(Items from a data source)
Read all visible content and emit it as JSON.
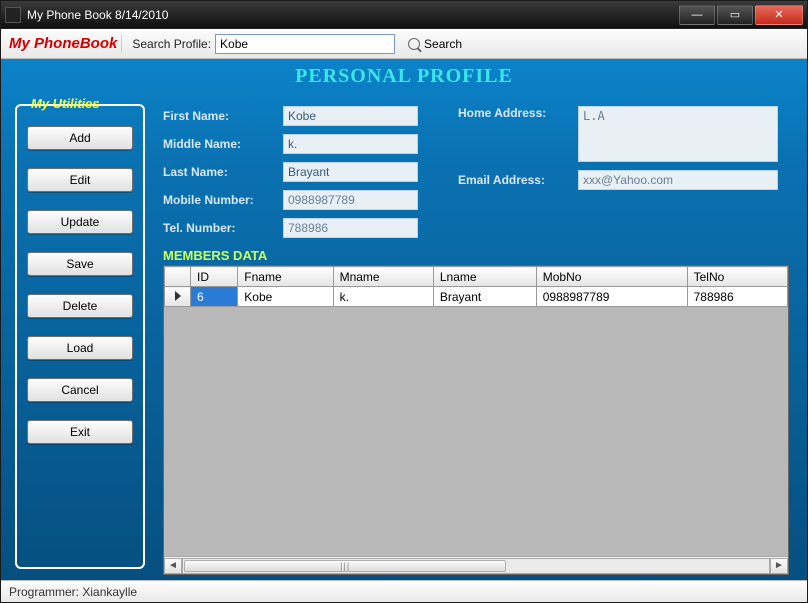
{
  "window": {
    "title": "My Phone Book 8/14/2010"
  },
  "toolbar": {
    "brand": "My PhoneBook",
    "search_label": "Search Profile:",
    "search_value": "Kobe",
    "search_btn": "Search"
  },
  "page": {
    "title": "PERSONAL PROFILE"
  },
  "sidebar": {
    "title": "My Utilities",
    "buttons": [
      "Add",
      "Edit",
      "Update",
      "Save",
      "Delete",
      "Load",
      "Cancel",
      "Exit"
    ]
  },
  "form": {
    "first_name_label": "First Name:",
    "first_name": "Kobe",
    "middle_name_label": "Middle Name:",
    "middle_name": "k.",
    "last_name_label": "Last Name:",
    "last_name": "Brayant",
    "mobile_label": "Mobile Number:",
    "mobile": "0988987789",
    "tel_label": "Tel. Number:",
    "tel": "788986",
    "home_label": "Home Address:",
    "home": "L.A",
    "email_label": "Email Address:",
    "email": "xxx@Yahoo.com"
  },
  "members": {
    "label": "MEMBERS DATA",
    "columns": [
      "ID",
      "Fname",
      "Mname",
      "Lname",
      "MobNo",
      "TelNo"
    ],
    "rows": [
      {
        "id": "6",
        "fname": "Kobe",
        "mname": "k.",
        "lname": "Brayant",
        "mobno": "0988987789",
        "telno": "788986"
      }
    ]
  },
  "status": {
    "text": "Programmer: Xiankaylle"
  }
}
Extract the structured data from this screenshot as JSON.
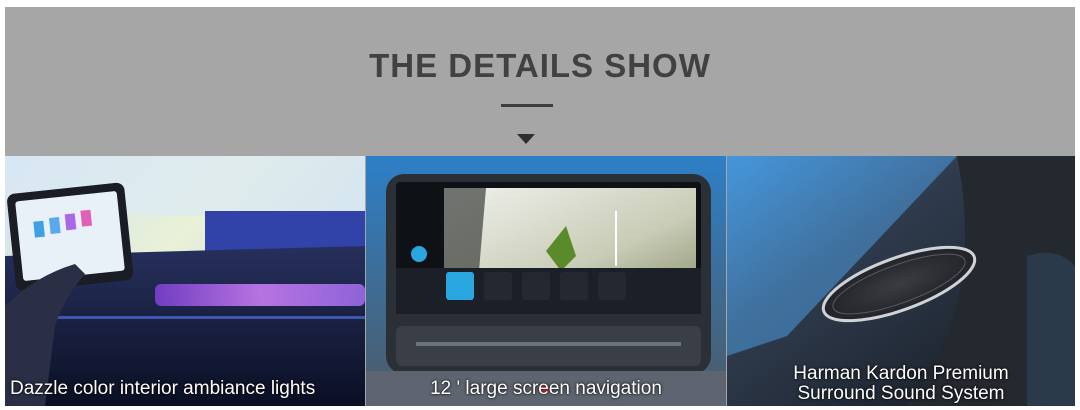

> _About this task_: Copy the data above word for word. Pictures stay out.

> _The completed task_:
Read all visible content and emit it as JSON.
{
  "window": {
    "title": "My Phone Book 8/14/2010"
  },
  "toolbar": {
    "brand": "My PhoneBook",
    "search_label": "Search Profile:",
    "search_value": "Kobe",
    "search_btn": "Search"
  },
  "page": {
    "title": "PERSONAL PROFILE"
  },
  "sidebar": {
    "title": "My Utilities",
    "buttons": [
      "Add",
      "Edit",
      "Update",
      "Save",
      "Delete",
      "Load",
      "Cancel",
      "Exit"
    ]
  },
  "form": {
    "first_name_label": "First Name:",
    "first_name": "Kobe",
    "middle_name_label": "Middle Name:",
    "middle_name": "k.",
    "last_name_label": "Last Name:",
    "last_name": "Brayant",
    "mobile_label": "Mobile Number:",
    "mobile": "0988987789",
    "tel_label": "Tel. Number:",
    "tel": "788986",
    "home_label": "Home Address:",
    "home": "L.A",
    "email_label": "Email Address:",
    "email": "xxx@Yahoo.com"
  },
  "members": {
    "label": "MEMBERS DATA",
    "columns": [
      "ID",
      "Fname",
      "Mname",
      "Lname",
      "MobNo",
      "TelNo"
    ],
    "rows": [
      {
        "id": "6",
        "fname": "Kobe",
        "mname": "k.",
        "lname": "Brayant",
        "mobno": "0988987789",
        "telno": "788986"
      }
    ]
  },
  "status": {
    "text": "Programmer: Xiankaylle"
  }
}
Extract the structured data from this screenshot as JSON.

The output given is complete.